Ending Late Fees: A Case for Equity
On October 5th, public libraries in New York City announced the permanent cancellation of library late fees. Area libraries paused late fees in 2020 in response to the pandemic, but this intentional choice goes far beyond current circumstances. Mayor Bill de Blasio stated in response: “[t]his announcement is another major step towards making our public libraries, the heart of so many communities, accessible to all.” The cancellation of these fees is part of an ongoing effort to provide equitable access to libraries and serve a larger percentage of our communities.
The debate over late fees is nothing new in the library world. ALA published its position in 2019 in a document titled “Resolution on Monetary Library Fines as a Form of Social Inequity”. In their resolution, ALA quotes a specific policy: ALA Policy B.4.2 (Free Access to Information) “asserts that the charging of fees and levies for information services, including those services utilizing the latest information technology, is discriminatory in publicly supported institutions providing library and information services”
Public libraries are just that — public. We directly contradict the Library Bill of Rights when we continue to enforce discriminatory practices such as late fees, keeping the public from much-needed resources. The three public library systems in New York City have removed a barrier to services, and have joined an ever-larger group of libraries who have cancelled late fees.
As increasing numbers of libraries cancel late fees, studies and reports of the effects have come pouring in. The results are promising. For example, when the San Diego Public Library made the change, 130,000 patrons regained privileges because their late fines were cancelled. It isn’t just that more people can use the library now, it’s that they are using it. For instance, when Chicago Public Libraries eliminated late fees, they quickly saw a 240% increase in returns. Hold on, read that again: 240%. Libraries created late fees to encourage patrons to return materials, but are quickly discovering that the financial liability discourages returns.
So far, it has become clear that a high number of patrons are re-gaining access to libraries, as well as returning materials that were previously accruing late fees. One important question we have to ask ourselves is: who is coming back to the library? Another question we should always have in the back of our heads is: who isn’t coming to the library and why?
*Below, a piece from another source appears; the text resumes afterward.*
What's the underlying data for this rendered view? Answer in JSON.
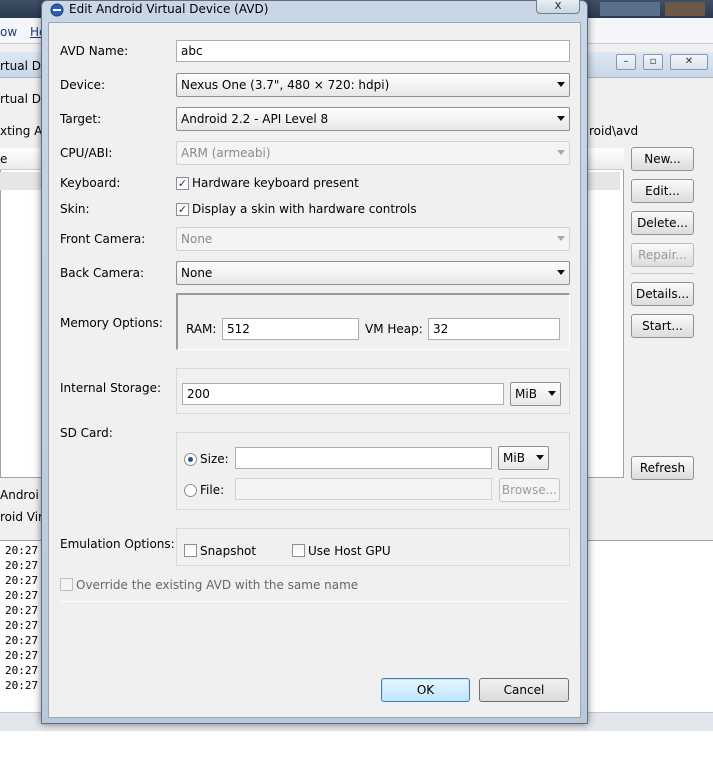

In 2018, the Urban Libraries Council (ULC) conducted a flash poll of libraries to get a sense for their positions on late fees. Reading the results, the most striking statistic comes from respondents who have removed late fees. 54% of these libraries changed their policies to increase library access for children who are low-income. Further, the “Long Overdue” report from San Francisco Public Libraries in 2019 indicated that it is, in fact, low income service areas with the highest proportion of residents unable to use their cards due to fines. Fines, especially in libraries serving large populations, impact low-income, black, and non-college educated communities at a much higher rate.
So, why do we care? Why is this so important? We all know that libraries aren’t just about their collections anymore. Libraries are a place to cool down or warm up for people who are housing insecure. They are a place to get help applying for unemployment or disability. They are a place to find much-needed mental health resources. The populations who need the library most are the same people being barred from the library due to fines. If the pandemic has shown us anything, it is that we need to take care of each other. This is one way libraries can help, and it fulfills our mission according to the Library Bill of Rights.
Our job as public libraries is to remove every possible obstacle that could keep someone from using our services. By eliminating fees, we are increasing the chance of people coming into the library to use our resources and hopefully have a better life. We are also fulfilling Article V of the Library Bill of Rights:
A person’s right to use a library should not be denied or abridged because of origin, age, background, or views.
Because late fees impact specific populations such as low-income families at a higher rate, we deny or abridge our services whether we intend to or not. This is not equity.
But what is equity? And what does it have to do with libraries? Equity is one of the most important issues we face in society today, making it a crucial issue for libraries to address. I want to stress this word equity because it is not the same as equality. As the Annie E. Casey Foundation shares in their definition of equality: “Like equity, equality aims to promote fairness and justice, but it can only work if everyone starts from the same place and needs the same things.” We know that our patrons are not starting from the same place; this has been ensured by centuries of systemic oppression. So, sometimes, we have to take the extra step to give everyone a chance to access and use our resources. Cost should not be a prohibiting factor when it comes to public institutions. Eliminating late fees is one of those extra steps that brings our most vulnerable patrons closer to resources they need. That is where equity begins.
Tags: ending late fees, equity of access, library late fees